Authentic. Transparent. Real. Those are three words we’re not really accustomed to seeing these days, what with fake news, secret backgrounds and hidden motives.

Yet, for the savvy businessperson, these same three words could be the ace in the hole when it comes to successful marketing. In a world where everyone is hedging their bets and playing it safe until the odds are more promising, now is the time to double down on authenticity.

Some people just hear the word marketing and their skin starts to crawl with skepticism. This may be from being burnt on a misleading Facebook ad or receiving a less-than-satisfactory product from Amazon, but the trust factor in today’s consumerism is huge. Knowing which companies are reliable and trustworthy is now a daunting task that every consumer must shoulder, but as a responsible marketer, you can fight that skepticism by showing your hand.

Take, for instance, Snapchat — the social media networking giant known for coining disappearing conversations and posts. In the beginning, that concept alone bred fear and mistrust in potential users and skeptics, but eventually, quick, timely and disappearing posts became the norm across most social media platforms.

The reason for Snapchat’s early adoption and success was that, in the early days of disappearing content, most social networks were offering a more permanent user experience — meaning what you posted was there forever, a digital footprint that was all but impossible to erase. To the younger generations, that concept was too far off the mark of the anonymity they were seeking, and thus created the success that is Snapchat today.

So, while other networks quickly shifted to fall in line with the needs of the youth, Snapchat had to think of new ways to attract and retain users, all while maintaining its authenticity. This lead to genius marketing ploys such as geofilters and AI facial recognition, with the latest hit being the gender swapping/age manipulation feature it rolled out in May 2019.

Snapchat’s latest move to drive home their authenticity was also quite clever. After seeing its competitors struggle with privacy issues and algorithm changes that focused more on the advertiser and less on the user, Snapchat doubled down against copycat competitors by launching a global marketing campaign touting the importance of "Real Friends.” The focus of the campaign is to show that Snap is interested in developing close-knit, real relationships between real friends rather than fake lifestyles promoted by paid influencers.

So far, the Snap decision seems like a smart move to get and keep more users, but the question remains: Will the move pay dividends and make a lasting impact on Snap’s user base, or will it simply fade away like its users’ snaps?

Either way, it should be interesting to watch, and there are tactics from this smart move that you can mirror in your own marketing plans:

Know how to play the hand you’re dealt

Before your company embraces the idea of playing the authenticity card, the first thing you need to do is have a clear understanding of who your company really is and how you want to convey that message to your customers. Doing this is simple in a complicated sense.

First, go back to your original mission statement. What is it you wanted to accomplish when you started your business? Are those goals still the same, or has your company grown into something more?

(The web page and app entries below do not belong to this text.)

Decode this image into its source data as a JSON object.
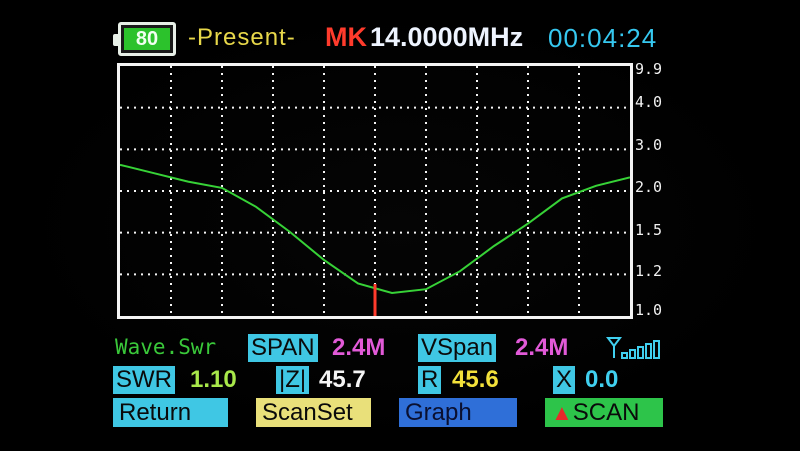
{
  "header": {
    "battery_level": "80",
    "mode": "-Present-",
    "marker_label": "MK",
    "frequency": "14.0000MHz",
    "clock": "00:04:24"
  },
  "chart_data": {
    "type": "line",
    "title": "",
    "xlabel": "",
    "ylabel": "",
    "y_tick_labels": [
      "9.9",
      "4.0",
      "3.0",
      "2.0",
      "1.5",
      "1.2",
      "1.0"
    ],
    "grid": true,
    "series": [
      {
        "values_swr": [
          2.6,
          2.4,
          2.2,
          2.05,
          1.8,
          1.5,
          1.3,
          1.15,
          1.1,
          1.12,
          1.22,
          1.4,
          1.6,
          1.9,
          2.1,
          2.3
        ]
      }
    ],
    "marker_position": "center"
  },
  "info": {
    "wave_label": "Wave.Swr",
    "span_label": "SPAN",
    "span_value": "2.4M",
    "vspan_label": "VSpan",
    "vspan_value": "2.4M",
    "swr_label": "SWR",
    "swr_value": "1.10",
    "z_label": "|Z|",
    "z_value": "45.7",
    "r_label": "R",
    "r_value": "45.6",
    "x_label": "X",
    "x_value": "0.0"
  },
  "buttons": {
    "return": "Return",
    "scanset": "ScanSet",
    "graph": "Graph",
    "scan": "SCAN",
    "scan_icon": "triangle-up-icon"
  },
  "colors": {
    "trace": "#37d237",
    "marker": "#ff3b2c",
    "grid": "#f4f4f4"
  }
}
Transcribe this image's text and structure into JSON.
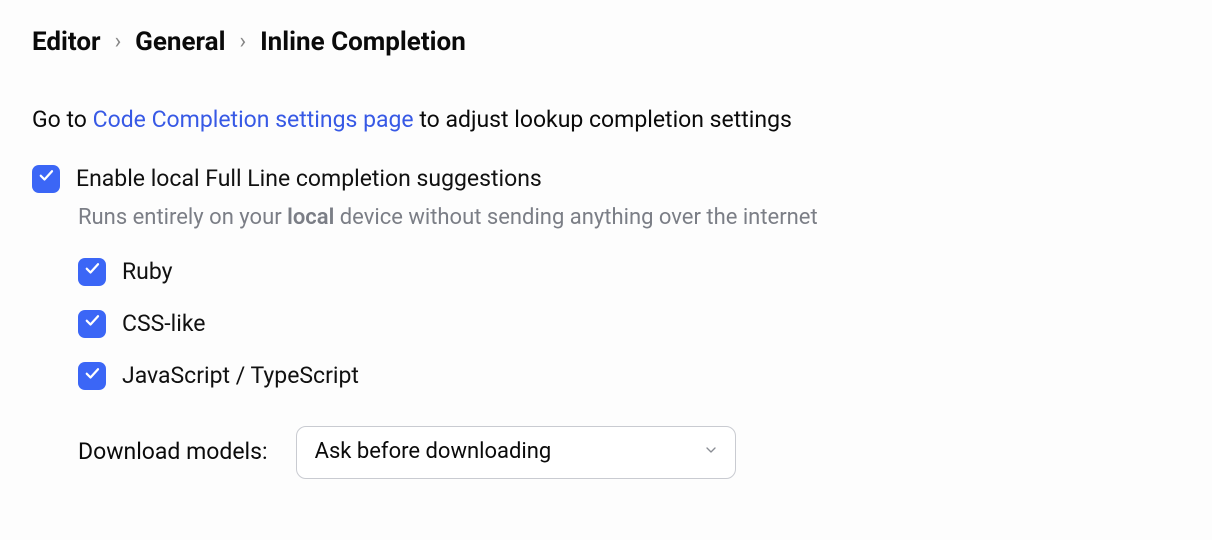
{
  "breadcrumb": {
    "items": [
      "Editor",
      "General",
      "Inline Completion"
    ]
  },
  "intro": {
    "prefix": "Go to ",
    "link": "Code Completion settings page",
    "suffix": " to adjust lookup completion settings"
  },
  "mainOption": {
    "label": "Enable local Full Line completion suggestions",
    "checked": true,
    "hint_prefix": "Runs entirely on your ",
    "hint_bold": "local",
    "hint_suffix": " device without sending anything over the internet"
  },
  "languages": [
    {
      "label": "Ruby",
      "checked": true
    },
    {
      "label": "CSS-like",
      "checked": true
    },
    {
      "label": "JavaScript / TypeScript",
      "checked": true
    }
  ],
  "download": {
    "label": "Download models:",
    "selected": "Ask before downloading"
  }
}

If it’s grown, it’s time to rethink your mission and start from square one. Once that’s determined, you can approach your marketing strategy from the viewpoint of who you are and how you want to grow.

This also means you must be hyperaware of what your competitors are doing so you’re not falling into their shadow and just checking their hand all the way to the river. Authenticity is about being real, true to your company, to your brand. By knowing what you stand for and where your competition falls, you are better prepared to tell your whole story in a way that puts you back in the lead.

Thoughtful relevance is king

According to a recent Sprout Social report, consumers say brands are most credible when an issue directly impacts their customers, employees and business operations. With that in mind, choose what issues or causes you support wisely.

Does it play to a larger role in the betterment of your customers or employees? Is it something that’s just here today gone tomorrow? Is it a cause you truly believe in and that stands up against all scrutiny?

If so, showing support can work in your favor of proving your company’s authenticity. The transparency you provide when sharing information about the issues your company is involved with will play more in the favor of positive marketing than jumping on a bandwagon cause that has nothing to do with who your company is or what it stands for.

In this game, bluffing doesn’t pay

The whole point of authenticity is to keep things real, but that point gets lost with a lot of marketers because they put too much focus on repeated spin to get people to point, click and buy.

It would’ve been incredibly easy for Snapchat to switch formats to compete on a different scale with Facebook and Instagram, but what would we have ended up with? Three networks that offer the same experience that ultimately lacks what most people seek these days: authenticity.